§ ACTIVITY
Your job is to copy every line in the material containing the word "Give".

§ DATA EXTRACTS
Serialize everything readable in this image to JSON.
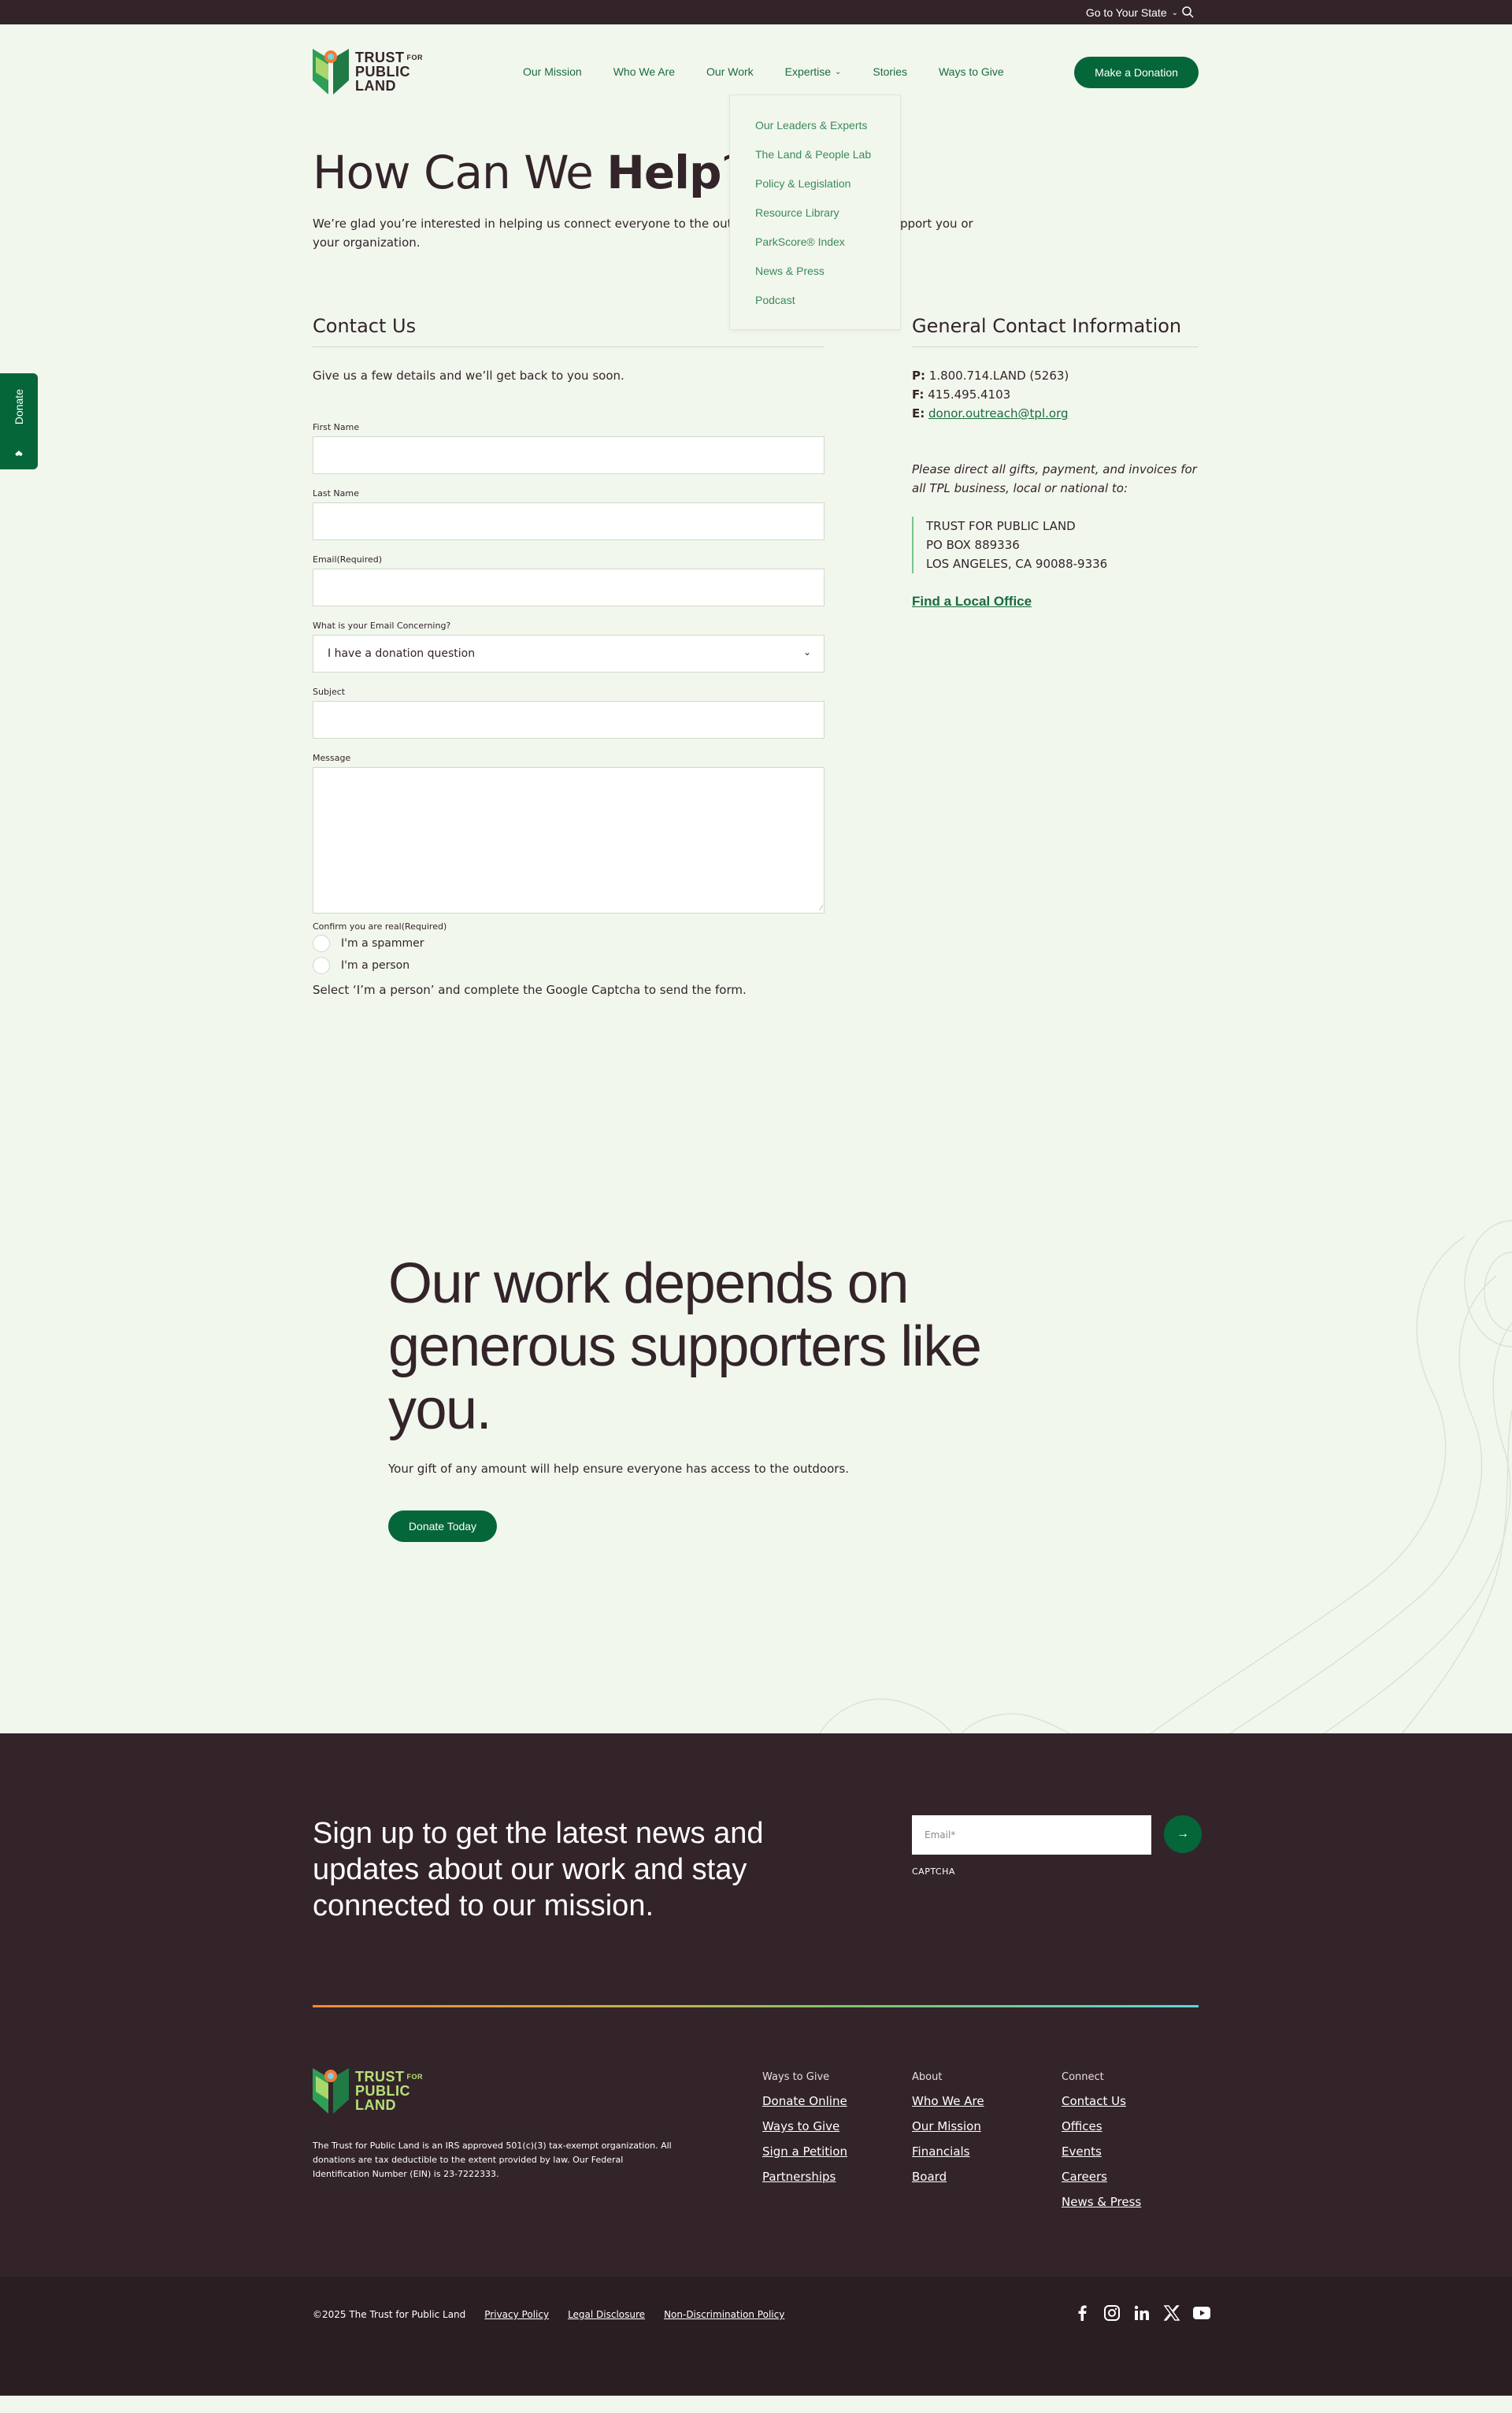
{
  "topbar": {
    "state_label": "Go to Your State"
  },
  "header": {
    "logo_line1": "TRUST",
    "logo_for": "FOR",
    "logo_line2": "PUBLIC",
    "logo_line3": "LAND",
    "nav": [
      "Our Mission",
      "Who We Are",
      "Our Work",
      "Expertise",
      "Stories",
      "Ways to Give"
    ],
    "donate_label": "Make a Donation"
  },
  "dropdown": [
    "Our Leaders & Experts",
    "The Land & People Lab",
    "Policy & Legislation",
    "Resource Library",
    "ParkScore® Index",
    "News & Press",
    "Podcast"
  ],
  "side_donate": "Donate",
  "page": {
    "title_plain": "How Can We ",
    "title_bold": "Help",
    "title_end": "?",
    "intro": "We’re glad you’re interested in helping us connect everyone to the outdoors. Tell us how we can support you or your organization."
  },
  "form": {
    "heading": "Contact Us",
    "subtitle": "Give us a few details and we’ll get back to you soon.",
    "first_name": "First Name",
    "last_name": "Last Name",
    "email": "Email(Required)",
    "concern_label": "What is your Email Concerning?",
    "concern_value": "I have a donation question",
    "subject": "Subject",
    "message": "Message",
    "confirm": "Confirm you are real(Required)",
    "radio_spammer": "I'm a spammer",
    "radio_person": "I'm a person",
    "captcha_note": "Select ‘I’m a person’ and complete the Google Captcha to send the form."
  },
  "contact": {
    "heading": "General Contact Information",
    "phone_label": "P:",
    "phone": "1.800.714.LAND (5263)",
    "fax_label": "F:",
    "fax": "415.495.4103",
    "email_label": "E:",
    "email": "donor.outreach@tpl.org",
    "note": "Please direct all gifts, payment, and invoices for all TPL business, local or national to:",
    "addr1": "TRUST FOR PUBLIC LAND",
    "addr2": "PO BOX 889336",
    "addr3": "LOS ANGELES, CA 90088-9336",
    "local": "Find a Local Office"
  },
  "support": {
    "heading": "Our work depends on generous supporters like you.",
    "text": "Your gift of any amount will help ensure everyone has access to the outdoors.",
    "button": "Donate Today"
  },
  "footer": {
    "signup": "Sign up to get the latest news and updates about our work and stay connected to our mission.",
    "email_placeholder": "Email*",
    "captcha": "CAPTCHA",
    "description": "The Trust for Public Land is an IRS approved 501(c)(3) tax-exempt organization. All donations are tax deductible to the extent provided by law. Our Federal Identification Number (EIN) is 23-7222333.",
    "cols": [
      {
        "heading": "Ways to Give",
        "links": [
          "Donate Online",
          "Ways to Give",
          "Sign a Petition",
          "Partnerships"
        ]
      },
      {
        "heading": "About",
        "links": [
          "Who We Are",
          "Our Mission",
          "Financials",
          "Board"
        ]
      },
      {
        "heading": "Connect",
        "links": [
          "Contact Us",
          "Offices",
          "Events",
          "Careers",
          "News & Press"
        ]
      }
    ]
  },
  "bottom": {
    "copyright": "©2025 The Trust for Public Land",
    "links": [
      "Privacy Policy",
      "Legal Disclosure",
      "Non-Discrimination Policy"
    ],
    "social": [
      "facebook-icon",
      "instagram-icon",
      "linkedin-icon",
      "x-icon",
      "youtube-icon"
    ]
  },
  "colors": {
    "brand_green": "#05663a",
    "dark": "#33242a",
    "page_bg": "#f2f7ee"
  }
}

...

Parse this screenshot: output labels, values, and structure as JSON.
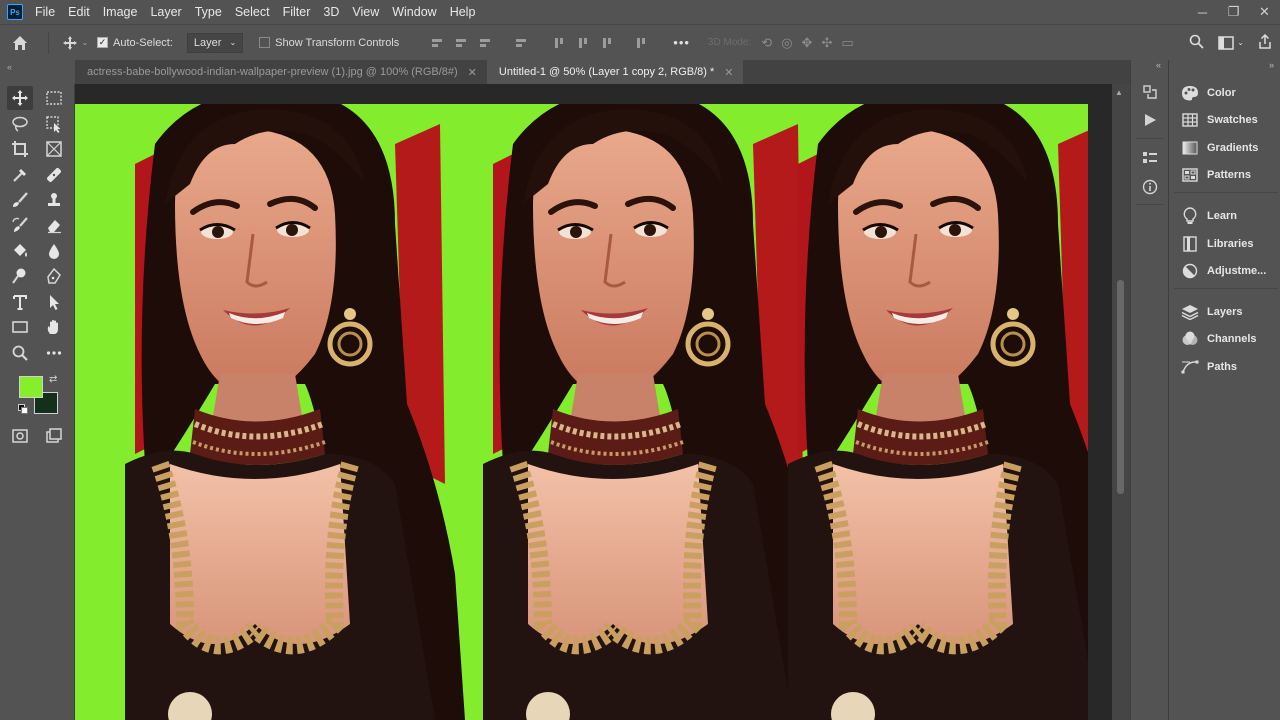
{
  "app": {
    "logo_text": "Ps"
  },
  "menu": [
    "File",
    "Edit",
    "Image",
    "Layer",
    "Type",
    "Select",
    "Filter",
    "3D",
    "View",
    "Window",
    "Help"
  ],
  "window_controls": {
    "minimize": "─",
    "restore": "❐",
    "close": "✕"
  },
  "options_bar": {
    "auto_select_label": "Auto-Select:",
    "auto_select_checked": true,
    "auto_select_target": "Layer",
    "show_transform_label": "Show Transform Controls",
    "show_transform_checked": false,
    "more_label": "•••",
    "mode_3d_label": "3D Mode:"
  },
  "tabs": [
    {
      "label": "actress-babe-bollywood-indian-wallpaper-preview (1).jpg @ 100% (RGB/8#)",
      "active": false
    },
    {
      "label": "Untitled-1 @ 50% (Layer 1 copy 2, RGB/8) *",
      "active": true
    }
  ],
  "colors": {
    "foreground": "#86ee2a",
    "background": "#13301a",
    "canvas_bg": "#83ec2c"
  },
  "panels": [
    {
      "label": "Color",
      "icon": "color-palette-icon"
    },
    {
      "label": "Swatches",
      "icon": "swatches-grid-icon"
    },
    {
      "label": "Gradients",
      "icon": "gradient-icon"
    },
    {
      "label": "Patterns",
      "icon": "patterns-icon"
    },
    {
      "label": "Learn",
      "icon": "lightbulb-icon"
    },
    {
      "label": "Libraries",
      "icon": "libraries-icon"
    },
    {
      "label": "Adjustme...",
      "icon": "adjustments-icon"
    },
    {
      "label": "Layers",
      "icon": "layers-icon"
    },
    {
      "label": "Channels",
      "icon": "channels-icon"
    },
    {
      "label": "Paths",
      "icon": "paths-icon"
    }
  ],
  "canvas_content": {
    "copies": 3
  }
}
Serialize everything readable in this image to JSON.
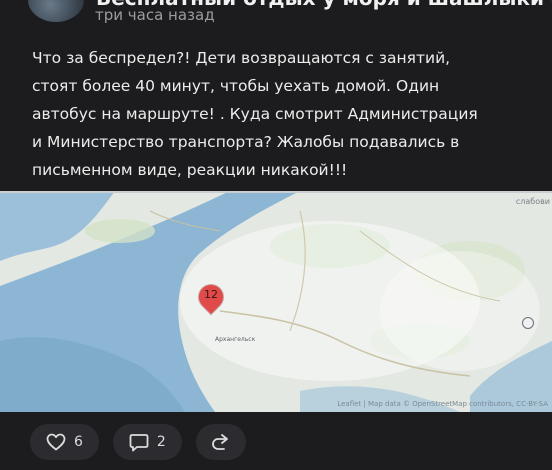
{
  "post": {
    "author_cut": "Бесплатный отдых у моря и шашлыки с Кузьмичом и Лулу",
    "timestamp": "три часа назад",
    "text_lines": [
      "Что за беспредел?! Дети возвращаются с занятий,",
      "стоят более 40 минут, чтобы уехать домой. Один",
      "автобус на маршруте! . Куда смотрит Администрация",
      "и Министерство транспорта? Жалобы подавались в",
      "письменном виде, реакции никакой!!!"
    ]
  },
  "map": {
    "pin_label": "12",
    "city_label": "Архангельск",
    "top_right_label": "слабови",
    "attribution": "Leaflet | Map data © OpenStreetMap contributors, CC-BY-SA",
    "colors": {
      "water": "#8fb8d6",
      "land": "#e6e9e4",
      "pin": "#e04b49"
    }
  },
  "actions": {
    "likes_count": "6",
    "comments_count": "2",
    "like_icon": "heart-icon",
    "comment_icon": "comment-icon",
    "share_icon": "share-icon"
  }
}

§ EXERCISE OUTPUT
      "Ways to Give"
    "subtitle": "Give us a few details and we’ll get back to you soon.",
        "heading": "Ways to Give",
          "Ways to Give",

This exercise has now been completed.